It was bright and warm and busy at St. Mark's, as usual. The church folk were having their Lenten class and a light supper downstairs as the actors were preparing for their show upstairs, in the eighteenth-century the sanctuary which is also one of New York's loveliest performance spaces. Who knew how many would brave the snow to come and be in the audience, to come and be in the Lenten class. You just never know.
Whoever is there is who's supposed to be there, I always say. The class was about praying for those in the political realm who make you angry -- your enemies. I suggested the word "opponents" instead, talking about the ways in which prayer can lower your emotional temperature and enable you to get some spiritual distance from a problem that has brought you to the end of your rope. Then you might be calm enough to allow God to enter into your spirit's experience of it -- God has already entered it in reality. In politics, as in the rest of life, we must leave room for God to act, all the while working to further the good as we have been given to see what the good is. We must be willing to be surprised. We must remember that God uses people we'd just as soon he didn't use -- that's not our call -- and that God specializes in bringing life out of death, can bring good out of evil situations. God's ability to do that doesn't make bad things good. But it does make history move forward.

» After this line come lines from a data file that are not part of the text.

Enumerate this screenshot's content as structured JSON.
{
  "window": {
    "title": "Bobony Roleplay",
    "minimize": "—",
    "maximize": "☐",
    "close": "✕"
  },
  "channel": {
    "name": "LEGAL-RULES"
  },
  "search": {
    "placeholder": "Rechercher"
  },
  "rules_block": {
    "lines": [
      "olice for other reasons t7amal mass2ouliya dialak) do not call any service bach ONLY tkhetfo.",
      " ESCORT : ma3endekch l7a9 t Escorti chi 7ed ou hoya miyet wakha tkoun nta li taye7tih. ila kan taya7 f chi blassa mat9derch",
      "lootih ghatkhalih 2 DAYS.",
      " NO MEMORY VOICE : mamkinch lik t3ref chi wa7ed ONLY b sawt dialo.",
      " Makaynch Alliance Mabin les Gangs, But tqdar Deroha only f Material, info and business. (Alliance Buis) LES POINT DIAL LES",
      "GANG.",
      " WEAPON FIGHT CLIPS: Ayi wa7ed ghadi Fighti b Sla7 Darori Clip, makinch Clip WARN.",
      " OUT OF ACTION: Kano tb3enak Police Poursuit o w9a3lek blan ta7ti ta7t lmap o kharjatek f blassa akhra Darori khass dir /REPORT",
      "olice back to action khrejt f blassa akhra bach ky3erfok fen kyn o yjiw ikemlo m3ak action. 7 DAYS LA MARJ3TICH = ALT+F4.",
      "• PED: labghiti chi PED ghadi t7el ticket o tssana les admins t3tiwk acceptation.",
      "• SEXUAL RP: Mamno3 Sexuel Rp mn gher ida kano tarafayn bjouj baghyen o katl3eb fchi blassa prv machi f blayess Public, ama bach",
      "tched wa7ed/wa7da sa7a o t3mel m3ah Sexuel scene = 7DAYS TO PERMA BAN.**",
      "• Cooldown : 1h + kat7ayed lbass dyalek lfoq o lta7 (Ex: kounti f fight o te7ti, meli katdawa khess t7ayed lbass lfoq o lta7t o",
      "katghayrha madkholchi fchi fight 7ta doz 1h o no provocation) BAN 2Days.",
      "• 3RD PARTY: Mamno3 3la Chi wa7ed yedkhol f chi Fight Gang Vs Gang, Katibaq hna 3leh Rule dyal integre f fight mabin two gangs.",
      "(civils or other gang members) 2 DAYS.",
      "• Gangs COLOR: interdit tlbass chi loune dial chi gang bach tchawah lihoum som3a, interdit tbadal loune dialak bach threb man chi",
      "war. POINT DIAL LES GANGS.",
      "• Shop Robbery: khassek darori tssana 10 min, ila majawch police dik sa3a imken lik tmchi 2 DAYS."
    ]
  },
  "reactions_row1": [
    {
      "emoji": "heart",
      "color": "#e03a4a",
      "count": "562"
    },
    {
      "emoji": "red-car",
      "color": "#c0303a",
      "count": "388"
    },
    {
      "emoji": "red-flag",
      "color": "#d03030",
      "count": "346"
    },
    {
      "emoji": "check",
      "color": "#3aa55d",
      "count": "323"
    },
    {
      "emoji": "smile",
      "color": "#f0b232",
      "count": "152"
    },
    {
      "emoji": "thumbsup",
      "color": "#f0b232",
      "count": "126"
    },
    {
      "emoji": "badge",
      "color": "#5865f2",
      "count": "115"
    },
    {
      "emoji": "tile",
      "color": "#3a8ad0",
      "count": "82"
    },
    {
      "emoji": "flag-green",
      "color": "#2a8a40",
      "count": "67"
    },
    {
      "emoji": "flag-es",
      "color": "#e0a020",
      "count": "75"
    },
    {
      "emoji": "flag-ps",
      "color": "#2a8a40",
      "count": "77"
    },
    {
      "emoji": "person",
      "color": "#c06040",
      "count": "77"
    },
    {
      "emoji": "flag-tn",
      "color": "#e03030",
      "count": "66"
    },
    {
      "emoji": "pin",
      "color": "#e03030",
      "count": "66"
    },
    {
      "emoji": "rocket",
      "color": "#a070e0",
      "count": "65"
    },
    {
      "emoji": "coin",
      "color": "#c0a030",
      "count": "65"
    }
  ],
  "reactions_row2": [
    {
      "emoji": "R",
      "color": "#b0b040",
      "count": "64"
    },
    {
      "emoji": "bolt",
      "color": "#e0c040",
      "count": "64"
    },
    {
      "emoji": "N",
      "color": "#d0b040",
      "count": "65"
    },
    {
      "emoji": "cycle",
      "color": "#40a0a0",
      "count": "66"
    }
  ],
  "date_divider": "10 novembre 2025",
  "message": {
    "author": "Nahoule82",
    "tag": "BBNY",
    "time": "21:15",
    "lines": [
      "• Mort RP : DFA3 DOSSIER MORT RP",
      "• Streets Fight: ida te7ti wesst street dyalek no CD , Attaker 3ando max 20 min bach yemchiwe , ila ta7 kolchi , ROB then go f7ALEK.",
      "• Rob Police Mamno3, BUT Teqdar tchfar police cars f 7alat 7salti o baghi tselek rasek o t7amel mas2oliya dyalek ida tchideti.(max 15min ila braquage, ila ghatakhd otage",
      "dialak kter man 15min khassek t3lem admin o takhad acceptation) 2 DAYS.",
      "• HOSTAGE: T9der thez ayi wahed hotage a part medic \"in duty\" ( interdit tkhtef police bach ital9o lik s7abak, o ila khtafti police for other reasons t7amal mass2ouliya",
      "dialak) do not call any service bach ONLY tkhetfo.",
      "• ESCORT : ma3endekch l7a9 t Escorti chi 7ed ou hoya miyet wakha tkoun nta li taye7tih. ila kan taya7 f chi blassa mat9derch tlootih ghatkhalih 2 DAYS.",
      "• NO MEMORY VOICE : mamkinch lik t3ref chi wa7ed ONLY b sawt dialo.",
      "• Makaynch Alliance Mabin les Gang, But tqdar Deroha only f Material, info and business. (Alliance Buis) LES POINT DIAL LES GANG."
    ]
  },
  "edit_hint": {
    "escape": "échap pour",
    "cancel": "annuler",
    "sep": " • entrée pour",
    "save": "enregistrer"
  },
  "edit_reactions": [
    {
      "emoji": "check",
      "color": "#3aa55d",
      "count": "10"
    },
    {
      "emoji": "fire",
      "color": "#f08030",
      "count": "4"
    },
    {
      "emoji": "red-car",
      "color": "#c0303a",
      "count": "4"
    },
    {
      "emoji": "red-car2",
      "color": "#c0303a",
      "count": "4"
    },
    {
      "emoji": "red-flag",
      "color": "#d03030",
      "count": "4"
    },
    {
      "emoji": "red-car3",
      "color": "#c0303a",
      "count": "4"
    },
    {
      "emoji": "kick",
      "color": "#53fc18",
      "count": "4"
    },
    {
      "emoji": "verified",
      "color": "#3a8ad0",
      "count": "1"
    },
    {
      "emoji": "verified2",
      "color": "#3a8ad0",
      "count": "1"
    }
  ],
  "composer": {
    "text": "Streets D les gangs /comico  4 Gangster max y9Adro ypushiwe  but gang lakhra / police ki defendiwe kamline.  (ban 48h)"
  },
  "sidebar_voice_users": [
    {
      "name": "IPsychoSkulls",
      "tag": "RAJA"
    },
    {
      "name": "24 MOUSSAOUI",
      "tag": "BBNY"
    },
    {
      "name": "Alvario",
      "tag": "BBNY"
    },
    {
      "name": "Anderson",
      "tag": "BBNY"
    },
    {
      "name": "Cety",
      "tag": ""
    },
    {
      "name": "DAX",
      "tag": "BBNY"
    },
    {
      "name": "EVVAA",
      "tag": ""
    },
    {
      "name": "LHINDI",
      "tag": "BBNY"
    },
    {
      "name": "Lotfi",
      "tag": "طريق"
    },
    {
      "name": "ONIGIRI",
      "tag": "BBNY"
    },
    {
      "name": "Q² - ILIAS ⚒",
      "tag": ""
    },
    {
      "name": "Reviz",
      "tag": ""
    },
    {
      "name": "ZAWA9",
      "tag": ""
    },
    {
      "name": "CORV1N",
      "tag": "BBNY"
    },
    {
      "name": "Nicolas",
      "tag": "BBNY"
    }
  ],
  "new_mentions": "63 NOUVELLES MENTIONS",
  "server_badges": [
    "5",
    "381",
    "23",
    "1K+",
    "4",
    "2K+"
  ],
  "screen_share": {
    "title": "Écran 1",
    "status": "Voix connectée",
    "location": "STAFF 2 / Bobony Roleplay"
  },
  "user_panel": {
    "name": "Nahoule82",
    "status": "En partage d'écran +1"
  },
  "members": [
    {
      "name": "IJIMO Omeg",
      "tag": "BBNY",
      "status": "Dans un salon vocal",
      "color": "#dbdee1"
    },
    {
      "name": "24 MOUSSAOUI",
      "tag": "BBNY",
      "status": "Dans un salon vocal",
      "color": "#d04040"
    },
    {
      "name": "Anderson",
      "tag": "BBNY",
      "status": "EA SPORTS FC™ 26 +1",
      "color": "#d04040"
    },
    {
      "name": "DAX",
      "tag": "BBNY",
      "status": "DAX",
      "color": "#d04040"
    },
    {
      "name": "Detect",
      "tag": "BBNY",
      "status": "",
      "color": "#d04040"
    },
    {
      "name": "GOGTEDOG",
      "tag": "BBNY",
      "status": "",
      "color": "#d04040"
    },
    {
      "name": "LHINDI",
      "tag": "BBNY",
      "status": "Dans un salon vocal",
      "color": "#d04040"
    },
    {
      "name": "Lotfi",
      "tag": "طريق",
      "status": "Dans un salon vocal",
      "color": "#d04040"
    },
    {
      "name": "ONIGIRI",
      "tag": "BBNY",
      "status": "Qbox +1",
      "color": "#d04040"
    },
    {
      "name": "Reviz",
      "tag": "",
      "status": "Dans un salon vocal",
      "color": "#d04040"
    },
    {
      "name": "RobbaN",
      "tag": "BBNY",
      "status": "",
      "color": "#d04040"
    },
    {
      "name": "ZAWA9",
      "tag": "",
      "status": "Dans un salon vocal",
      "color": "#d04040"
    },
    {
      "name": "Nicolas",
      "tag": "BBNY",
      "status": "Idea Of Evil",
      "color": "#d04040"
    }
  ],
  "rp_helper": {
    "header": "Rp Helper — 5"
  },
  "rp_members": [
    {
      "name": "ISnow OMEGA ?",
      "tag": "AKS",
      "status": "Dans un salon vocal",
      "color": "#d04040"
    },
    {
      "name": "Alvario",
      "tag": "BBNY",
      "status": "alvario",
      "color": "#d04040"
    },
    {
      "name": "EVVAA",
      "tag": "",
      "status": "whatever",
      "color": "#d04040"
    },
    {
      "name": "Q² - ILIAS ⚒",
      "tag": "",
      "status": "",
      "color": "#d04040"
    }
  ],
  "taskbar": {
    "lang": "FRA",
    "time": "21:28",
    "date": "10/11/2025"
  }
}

The snow was worse at 8:30, and traffic was still very light. I drove slowly back up to Columbia. Q was already at his post in front of Camille's. "To the Point" was just finishing up on the radio as he got in and we headed for the George Washington, leaving "The Gates" behind us as we drove away. They stood silently in the snow, in the dark, one leading to another, here for only a short time, not clear in their meaning, not universal in their appeal. But people who walk among them all laugh and smile. I'll bet you anything that people who don't like them have only seen them from a distance. I'll bet you they haven't walked among them, someone told me the other day.

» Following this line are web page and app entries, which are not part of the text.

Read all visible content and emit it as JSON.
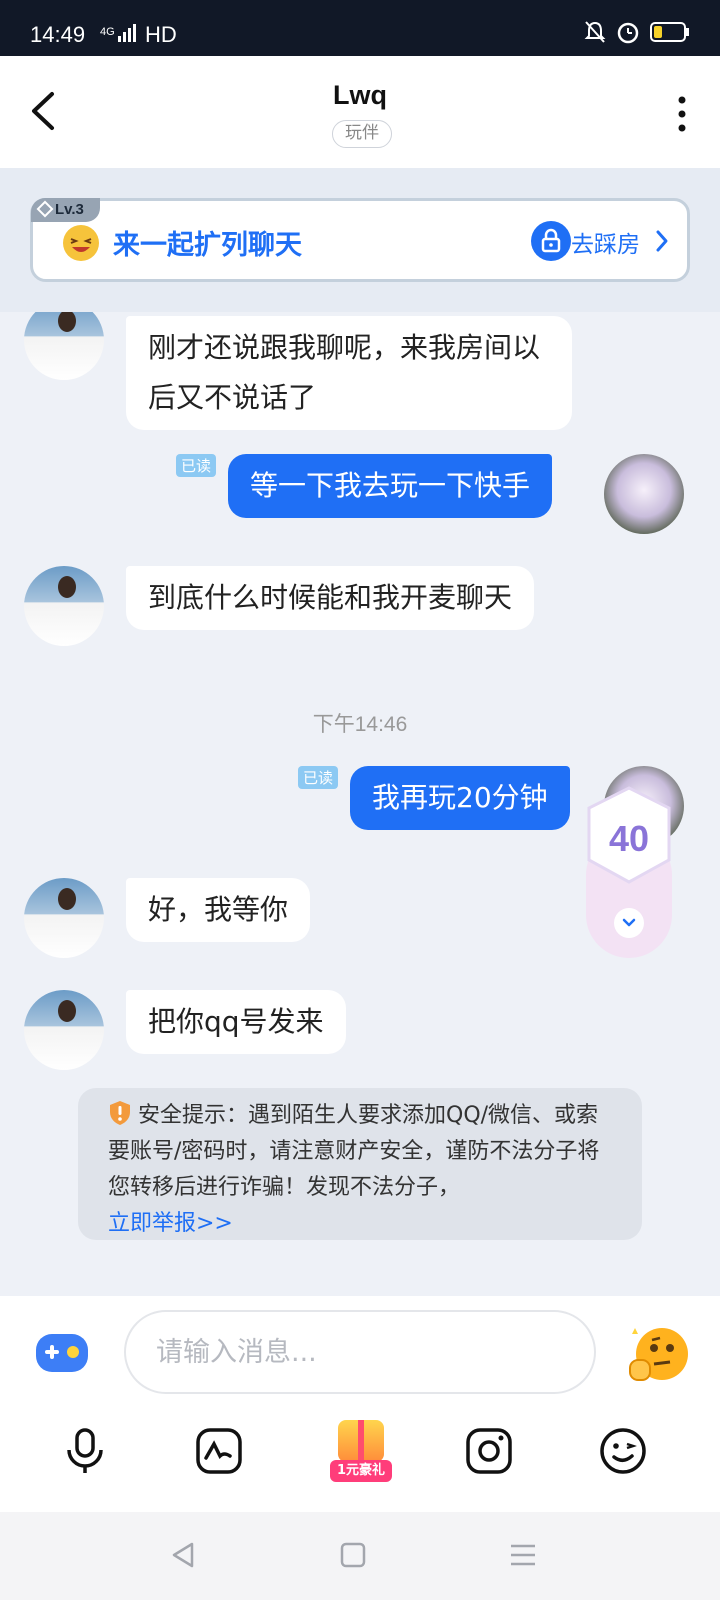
{
  "status_bar": {
    "time": "14:49",
    "network": "4G",
    "hd": "HD",
    "icons": [
      "signal-icon",
      "mute-icon",
      "alarm-icon",
      "battery-icon"
    ]
  },
  "header": {
    "title": "Lwq",
    "tag": "玩伴"
  },
  "room_banner": {
    "level": "Lv.3",
    "text": "来一起扩列聊天",
    "action": "去踩房"
  },
  "messages": [
    {
      "from": "other",
      "text": "刚才还说跟我聊呢，来我房间以后又不说话了"
    },
    {
      "from": "self",
      "text": "等一下我去玩一下快手",
      "status": "已读"
    },
    {
      "from": "other",
      "text": "到底什么时候能和我开麦聊天"
    },
    {
      "from": "self",
      "text": "我再玩20分钟",
      "status": "已读"
    },
    {
      "from": "other",
      "text": "好，我等你"
    },
    {
      "from": "other",
      "text": "把你qq号发来"
    }
  ],
  "timestamp": "下午14:46",
  "safety_notice": {
    "text": "安全提示：遇到陌生人要求添加QQ/微信、或索要账号/密码时，请注意财产安全，谨防不法分子将您转移后进行诈骗！发现不法分子，",
    "link": "立即举报>>"
  },
  "counter": {
    "value": "40"
  },
  "input": {
    "placeholder": "请输入消息...",
    "value": ""
  },
  "toolbar": {
    "gift_label": "1元豪礼",
    "icons": [
      "microphone-icon",
      "sticker-icon",
      "gift-icon",
      "camera-icon",
      "emoji-icon"
    ]
  },
  "colors": {
    "accent": "#1f6ff5",
    "chat_background": "#eef1f7",
    "read_badge": "#8cc9f3",
    "counter": "#8a74d8"
  }
}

Maybe the journey isn't lovely until you allow yourself walk it in company with everyone and everything, people and things you choose and people and things you don't. You don't see the beauty until you come closer, down lower, open yourself to the beauty of things others have done, choices others have made, not just your own choices. If it's beauty you want, you must leave room to be surprised.